Around 2000, my sister, whose eyesight was always much worse then mine, had the miracle operation called Lasik done on her eyes. Then she recommended that I do the same, despite the high cost, the discomfort of having one’s pupils dilated with special eye-drops, and the scariness of having machines cut into one’s corneas and shave off microscopic layers to get the desired result. And voila! Crystal clear sight within hours! Able to see far vs. near with hardly any problem! No more contact lens & their paraphernalia to deal with! Can travel to places lightly!
At least for 10 years, until middle age and the effects of too much computer work started to hit. I was warned before the operation that Lasik was not a permanent solution as it would not be able to combat the aging process on the eyes. What I was not prepared for was the path that this aging process would take on my eyes.
When I was young, the concept that one’s eyesight dims as one ages did not have much meaning. I always thought it meant perhaps that the growth of cataracts would make the eyes look cloudy and cause one’s eyesight to deteriorate. Around 2008/9, I started becoming aware that my eyes were changing. It was harder to see as daylight faded and dusk approached. Driving at night became a little more dodgy as my night vision became not so sharp. In 2010, my sister arranged for me to see her friend, an opthamologist, just for a base check to start tracking the development of cataracts in my eyes. At that point in time, the opthamologist declared that I had only just a dusting of cataract clouding in one eye and to see him again in five years’ time for another check-up. However, as part of the 2010 check-up, he did put lenses over my eyes (like how an optometrist does when measuring people for their spectacles) to see if I needed reading glasses. There was one moment after he put a certain lens in the framework when suddenly, I swear, the world changed. I should have shouted then, “Hey! Who turned on the lights?”
Basically, a little bit of my previous myopia had returned. The opthamologist wrote out a prescription for spectacles for me to wear when driving and watching cinema/theatrical shows. I had two pairs made (the first pair was a mistake as I chose frames that were too thick and I found that my side vision was obscured when driving — alas, out of practice in choosing appropriate spectacles after 10 years of not using specs). Now, I feel much safer driving at night with the specs.

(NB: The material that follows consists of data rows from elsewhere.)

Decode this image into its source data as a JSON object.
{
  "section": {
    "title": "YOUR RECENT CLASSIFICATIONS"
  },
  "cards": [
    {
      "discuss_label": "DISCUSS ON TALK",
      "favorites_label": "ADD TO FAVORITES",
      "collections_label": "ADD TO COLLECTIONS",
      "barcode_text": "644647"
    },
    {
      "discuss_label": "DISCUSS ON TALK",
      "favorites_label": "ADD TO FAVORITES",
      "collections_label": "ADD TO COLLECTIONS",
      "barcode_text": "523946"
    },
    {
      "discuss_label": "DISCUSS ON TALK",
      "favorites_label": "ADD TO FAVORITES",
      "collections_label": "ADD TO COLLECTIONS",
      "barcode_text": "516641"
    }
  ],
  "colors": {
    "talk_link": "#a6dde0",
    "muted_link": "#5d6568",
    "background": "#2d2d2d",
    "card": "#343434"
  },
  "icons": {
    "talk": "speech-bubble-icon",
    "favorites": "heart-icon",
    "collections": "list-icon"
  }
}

The return to using spectacles has been an extremely interesting experience. Because my eyes are now much older, I cannot transit between near and far sight with ease and must take off my specs in order to read small print: using these specs to read programmes, maps, books, etc. that are held in my hands is pretty useless as everything is out of focus. At the beginning of 2011, I did attend a short course on how to improve one’s eyesight naturally in which I learned many practical exercises on how to relieve various aspects of eyestrain. Unfortunately, I have not been persistent in practising these exercises and so my eyesight has not improved. Nevertheless I am comforted to know that there are methods out there that I can systematically practise, if I so choose, to manage the quality of how I sees, and that it is possible to halt or reverse the natural deterioration of this very important sense.
There are some comments that the instructor of this course said that were novel for me: the quality of our eyesight is actually not fixed. On some days when you are less tired, your eyesight is much better. Whereas when you are fatigued, your eyesight is worse. And actually, we do not need exactly 100% perfect vision to survive in this world.
Extrapolating these notions to how I have generally perceived the universe through my eyes over time: In my youth, I tended to see things in a very clear-cut, sharp fashion. Everything was clear and bright as I had the light of youth within me. Now in middle age, with less pep and verve, plus experience knocking out some of the clear-cut expectations of life, I’m now seeing the world (literally and metaphorically) in a soft-focused mode, like how old style Hollywood movies used to film their heroines. And actually now, life is still OK and in some ways better than before.